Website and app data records
○ ○ ○

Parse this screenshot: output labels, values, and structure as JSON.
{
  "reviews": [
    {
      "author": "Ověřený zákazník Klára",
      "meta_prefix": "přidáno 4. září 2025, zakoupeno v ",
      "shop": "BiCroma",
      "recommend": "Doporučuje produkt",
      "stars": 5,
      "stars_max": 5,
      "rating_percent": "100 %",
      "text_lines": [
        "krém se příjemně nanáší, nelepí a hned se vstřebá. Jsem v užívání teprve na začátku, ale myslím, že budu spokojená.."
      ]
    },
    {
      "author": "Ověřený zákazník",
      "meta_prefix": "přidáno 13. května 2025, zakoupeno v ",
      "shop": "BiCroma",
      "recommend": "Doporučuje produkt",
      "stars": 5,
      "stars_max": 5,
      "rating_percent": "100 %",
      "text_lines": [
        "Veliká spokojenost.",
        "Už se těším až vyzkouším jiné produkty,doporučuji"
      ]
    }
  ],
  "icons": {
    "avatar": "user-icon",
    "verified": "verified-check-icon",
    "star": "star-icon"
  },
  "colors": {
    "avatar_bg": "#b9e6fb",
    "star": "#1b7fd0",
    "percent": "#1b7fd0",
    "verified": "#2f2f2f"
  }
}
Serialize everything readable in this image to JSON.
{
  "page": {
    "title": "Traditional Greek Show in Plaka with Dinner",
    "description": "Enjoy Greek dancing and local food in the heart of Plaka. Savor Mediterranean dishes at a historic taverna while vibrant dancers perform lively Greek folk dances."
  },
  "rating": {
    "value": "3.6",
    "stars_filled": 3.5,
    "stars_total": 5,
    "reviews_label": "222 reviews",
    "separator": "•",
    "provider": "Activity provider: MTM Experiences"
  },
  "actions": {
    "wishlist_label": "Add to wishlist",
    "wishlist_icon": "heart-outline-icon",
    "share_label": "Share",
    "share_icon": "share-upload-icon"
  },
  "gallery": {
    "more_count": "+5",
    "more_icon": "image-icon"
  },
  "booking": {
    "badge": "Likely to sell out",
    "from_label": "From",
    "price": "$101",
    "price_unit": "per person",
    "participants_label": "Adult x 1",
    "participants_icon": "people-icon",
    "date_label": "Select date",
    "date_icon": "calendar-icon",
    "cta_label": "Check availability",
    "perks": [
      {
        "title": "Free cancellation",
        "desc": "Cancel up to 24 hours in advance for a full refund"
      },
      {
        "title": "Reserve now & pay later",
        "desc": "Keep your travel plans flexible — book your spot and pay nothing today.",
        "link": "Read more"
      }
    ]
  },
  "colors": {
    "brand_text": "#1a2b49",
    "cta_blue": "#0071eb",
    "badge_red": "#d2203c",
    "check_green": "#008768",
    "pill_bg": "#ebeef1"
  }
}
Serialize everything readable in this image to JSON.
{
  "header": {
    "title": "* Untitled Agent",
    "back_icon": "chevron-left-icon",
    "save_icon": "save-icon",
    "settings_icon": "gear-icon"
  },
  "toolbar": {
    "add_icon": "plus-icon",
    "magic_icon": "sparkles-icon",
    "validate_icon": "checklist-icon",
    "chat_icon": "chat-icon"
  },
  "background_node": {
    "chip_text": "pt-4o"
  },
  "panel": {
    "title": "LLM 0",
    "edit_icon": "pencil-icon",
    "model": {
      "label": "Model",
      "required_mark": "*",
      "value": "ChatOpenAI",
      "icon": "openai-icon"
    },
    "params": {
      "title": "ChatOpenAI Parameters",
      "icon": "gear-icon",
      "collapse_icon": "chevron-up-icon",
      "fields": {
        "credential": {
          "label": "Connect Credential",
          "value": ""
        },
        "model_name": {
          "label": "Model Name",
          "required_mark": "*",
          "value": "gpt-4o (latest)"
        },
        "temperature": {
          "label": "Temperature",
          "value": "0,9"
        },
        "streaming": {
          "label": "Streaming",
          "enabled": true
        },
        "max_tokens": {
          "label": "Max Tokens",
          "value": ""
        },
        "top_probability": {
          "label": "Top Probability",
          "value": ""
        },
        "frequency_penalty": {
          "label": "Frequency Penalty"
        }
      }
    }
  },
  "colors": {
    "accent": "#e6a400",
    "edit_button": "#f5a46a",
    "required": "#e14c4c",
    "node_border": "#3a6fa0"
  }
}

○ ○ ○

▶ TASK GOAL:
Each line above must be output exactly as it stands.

▶ TASK SOLUTION:
Parse this screenshot: output labels, values, and structure as JSON.
{
  "reviews": [
    {
      "author": "Ověřený zákazník Klára",
      "meta_prefix": "přidáno 4. září 2025, zakoupeno v ",
      "shop": "BiCroma",
      "recommend": "Doporučuje produkt",
      "stars": 5,
      "stars_max": 5,
      "rating_percent": "100 %",
      "text_lines": [
        "krém se příjemně nanáší, nelepí a hned se vstřebá. Jsem v užívání teprve na začátku, ale myslím, že budu spokojená.."
      ]
    },
    {
      "author": "Ověřený zákazník",
      "meta_prefix": "přidáno 13. května 2025, zakoupeno v ",
      "shop": "BiCroma",
      "recommend": "Doporučuje produkt",
      "stars": 5,
      "stars_max": 5,
      "rating_percent": "100 %",
      "text_lines": [
        "Veliká spokojenost.",
        "Už se těším až vyzkouším jiné produkty,doporučuji"
      ]
    }
  ],
  "icons": {
    "avatar": "user-icon",
    "verified": "verified-check-icon",
    "star": "star-icon"
  },
  "colors": {
    "avatar_bg": "#b9e6fb",
    "star": "#1b7fd0",
    "percent": "#1b7fd0",
    "verified": "#2f2f2f"
  }
}
Serialize everything readable in this image to JSON.
{
  "page": {
    "title": "Traditional Greek Show in Plaka with Dinner",
    "description": "Enjoy Greek dancing and local food in the heart of Plaka. Savor Mediterranean dishes at a historic taverna while vibrant dancers perform lively Greek folk dances."
  },
  "rating": {
    "value": "3.6",
    "stars_filled": 3.5,
    "stars_total": 5,
    "reviews_label": "222 reviews",
    "separator": "•",
    "provider": "Activity provider: MTM Experiences"
  },
  "actions": {
    "wishlist_label": "Add to wishlist",
    "wishlist_icon": "heart-outline-icon",
    "share_label": "Share",
    "share_icon": "share-upload-icon"
  },
  "gallery": {
    "more_count": "+5",
    "more_icon": "image-icon"
  },
  "booking": {
    "badge": "Likely to sell out",
    "from_label": "From",
    "price": "$101",
    "price_unit": "per person",
    "participants_label": "Adult x 1",
    "participants_icon": "people-icon",
    "date_label": "Select date",
    "date_icon": "calendar-icon",
    "cta_label": "Check availability",
    "perks": [
      {
        "title": "Free cancellation",
        "desc": "Cancel up to 24 hours in advance for a full refund"
      },
      {
        "title": "Reserve now & pay later",
        "desc": "Keep your travel plans flexible — book your spot and pay nothing today.",
        "link": "Read more"
      }
    ]
  },
  "colors": {
    "brand_text": "#1a2b49",
    "cta_blue": "#0071eb",
    "badge_red": "#d2203c",
    "check_green": "#008768",
    "pill_bg": "#ebeef1"
  }
}
Serialize everything readable in this image to JSON.
{
  "header": {
    "title": "* Untitled Agent",
    "back_icon": "chevron-left-icon",
    "save_icon": "save-icon",
    "settings_icon": "gear-icon"
  },
  "toolbar": {
    "add_icon": "plus-icon",
    "magic_icon": "sparkles-icon",
    "validate_icon": "checklist-icon",
    "chat_icon": "chat-icon"
  },
  "background_node": {
    "chip_text": "pt-4o"
  },
  "panel": {
    "title": "LLM 0",
    "edit_icon": "pencil-icon",
    "model": {
      "label": "Model",
      "required_mark": "*",
      "value": "ChatOpenAI",
      "icon": "openai-icon"
    },
    "params": {
      "title": "ChatOpenAI Parameters",
      "icon": "gear-icon",
      "collapse_icon": "chevron-up-icon",
      "fields": {
        "credential": {
          "label": "Connect Credential",
          "value": ""
        },
        "model_name": {
          "label": "Model Name",
          "required_mark": "*",
          "value": "gpt-4o (latest)"
        },
        "temperature": {
          "label": "Temperature",
          "value": "0,9"
        },
        "streaming": {
          "label": "Streaming",
          "enabled": true
        },
        "max_tokens": {
          "label": "Max Tokens",
          "value": ""
        },
        "top_probability": {
          "label": "Top Probability",
          "value": ""
        },
        "frequency_penalty": {
          "label": "Frequency Penalty"
        }
      }
    }
  },
  "colors": {
    "accent": "#e6a400",
    "edit_button": "#f5a46a",
    "required": "#e14c4c",
    "node_border": "#3a6fa0"
  }
}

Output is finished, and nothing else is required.